On Saturday I went to see the dress rehearsal for a show being performed by students from a local community circus school. Quite simply, they were amazing. The show was made up of about fifteen kids, from about nine to seventeen years old, and they were fantastic. The range of skills was breath-taking – from aerials to juggling to acrobatics to hula hooping to trampolining to things that quite simply should not be possible – my friend and I were in awe of the students (and frankly felt a bit inadequate). To see kids so dedicated, so passionate, so creative, and so good at what they do made me feel inspired.

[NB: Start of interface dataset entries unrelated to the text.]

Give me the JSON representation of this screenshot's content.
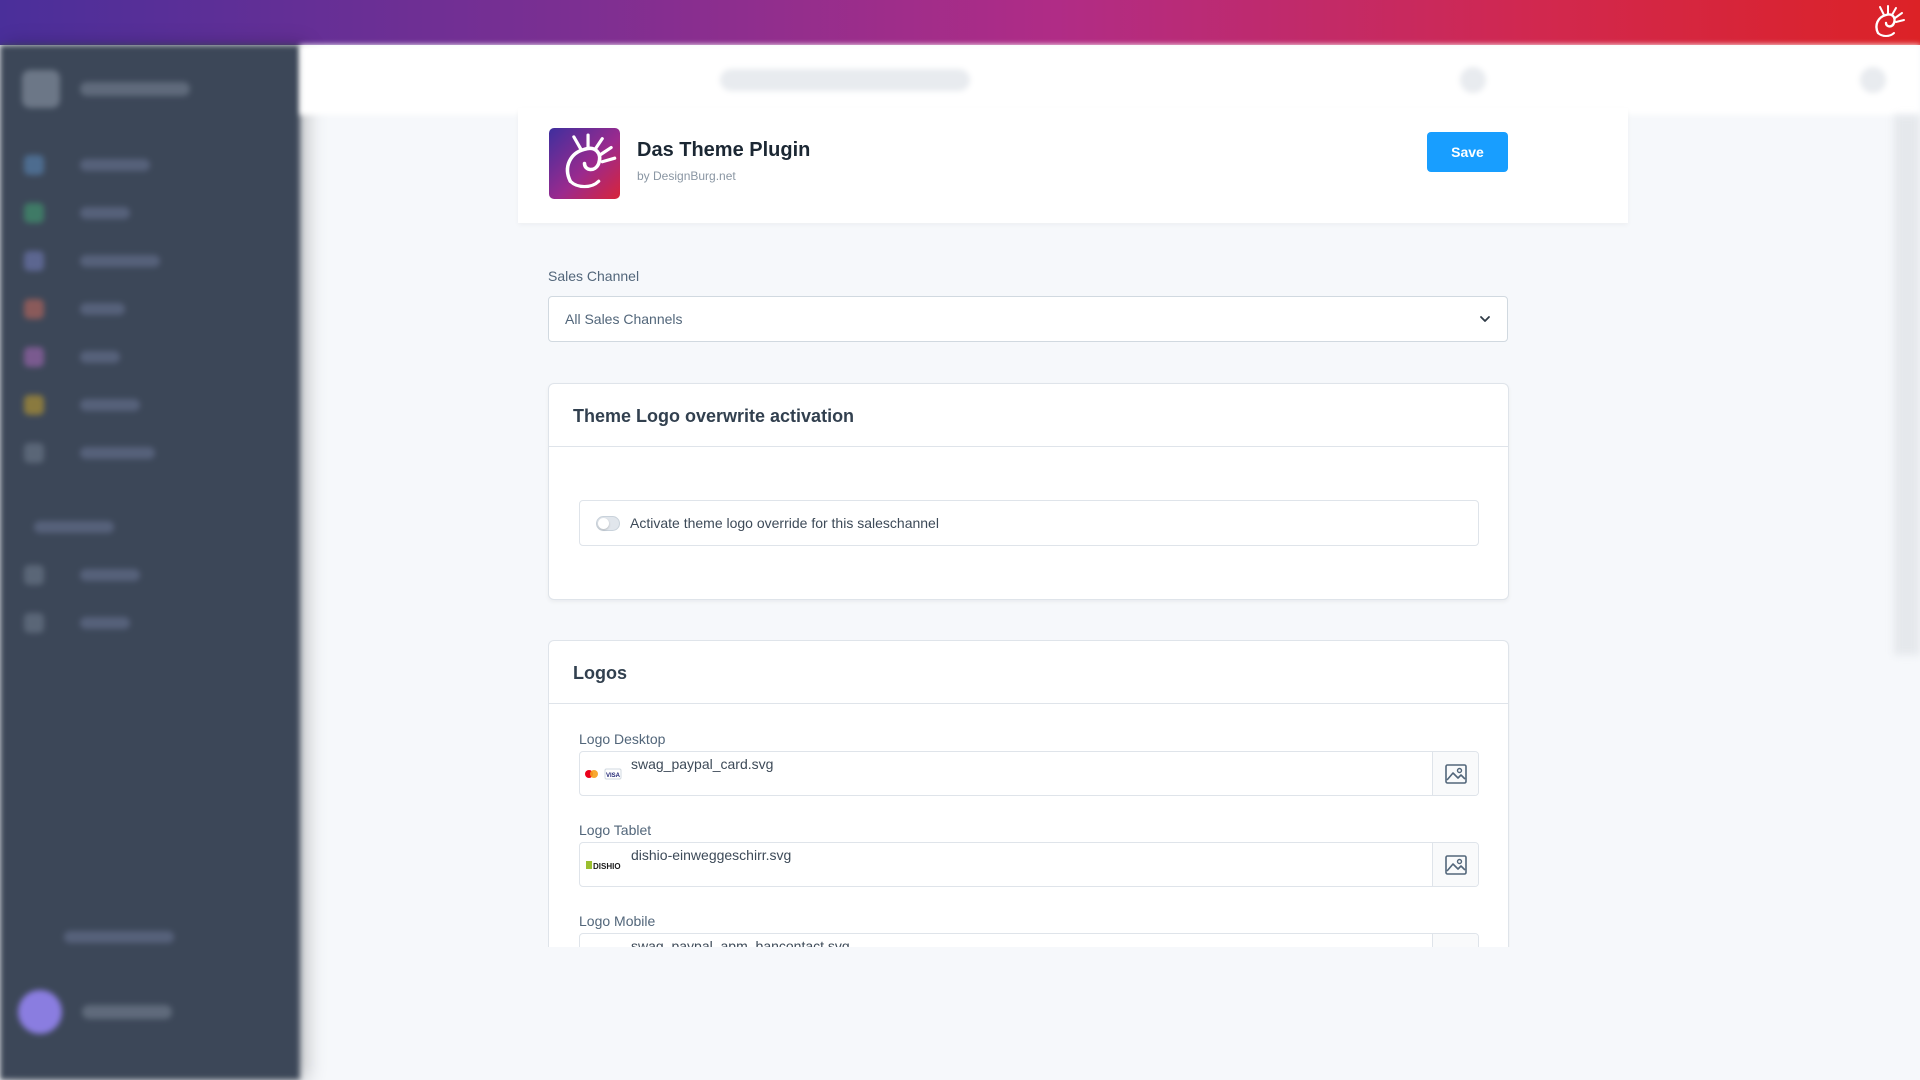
{
  "header": {
    "plugin_title": "Das Theme Plugin",
    "plugin_vendor": "by DesignBurg.net",
    "save_label": "Save"
  },
  "sales_channel": {
    "label": "Sales Channel",
    "value": "All Sales Channels"
  },
  "theme_logo_card": {
    "title": "Theme Logo overwrite activation",
    "toggle_label": "Activate theme logo override for this saleschannel",
    "toggle_on": false
  },
  "logos_card": {
    "title": "Logos",
    "fields": [
      {
        "label": "Logo Desktop",
        "filename": "swag_paypal_card.svg",
        "thumb": "card-brands-icon"
      },
      {
        "label": "Logo Tablet",
        "filename": "dishio-einweggeschirr.svg",
        "thumb": "dishio-logo-icon"
      },
      {
        "label": "Logo Mobile",
        "filename": "swag_paypal_apm_bancontact.svg",
        "thumb": "bancontact-icon"
      }
    ]
  },
  "colors": {
    "primary_button": "#189eff",
    "gradient_start": "#4a2f9a",
    "gradient_end": "#dc2226"
  }
}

I’ve been feeling quite inspired for the last two weeks. Last Monday I started work again at my favourite place to work, the Adelaide Fringe, preparing for the Opening Night Parade. Just hearing all my producers ideas made me more excited that I have felt in a long time. I am already having dreams about the parade (which is a bit worrying, as the parade is about five months away… pace yourself Georgi!).
I have also started writing again. I haven’t written properly since about April, which is terrible, but I bought a notebook and am writing everyday (for the moment, anyway – hopefully it will last!). I’m hoping my inspired mood will push through to my writing, and keep me motivated.
How does this tie in with my reading? Well, apart from the fact that I have been reading a great deal, a lot more than I have in a while, and rereading some of my favourite, most motivating authors (who are not necessarily on the list of 1001 Children’s Books I Must Read Before I Grow Up), it has made me think of one of my favourite books on the list that I reread recently – Ballet Shoes by Noel Streatfield. I LOVED this book when I was younger, mostly, I thought, because I was obsessed with ballet, and was taking part in a pre-professional program where I was doing half a day of ballet six days a week. I was determined to become a choreographer.
Now, I still love ballet, but it’s not the focus of my being anymore. I still love Ballet Shoes, however – and I realise rereading it that of the three girls in the story, only one (Posy) is obsessed with ballet. Pauline loves to act, and Petrova loves all things mechanical. But the fantastic thing about these girls is their drive, their passion, their motivation – even though they are little girls, they have dreams, and work hard for their dreams. This, I think, is what made the book so attractive growing up – not just the ballet aspects, but achieving your dreams. And this is probably why I still love the book. I want to read books that inspire me to keep working hard for my creative pursuits, be it writing, or working on productions or festivals, or something else entirely different, as long as I’m working on something I’m passionate about.
Whenever I need a motivation boost, I wach Neil Gaiman’s commencement speech. It’s a good kick in the inspiration. If you haven’t seen it, you should definitely watch it. You can see it here.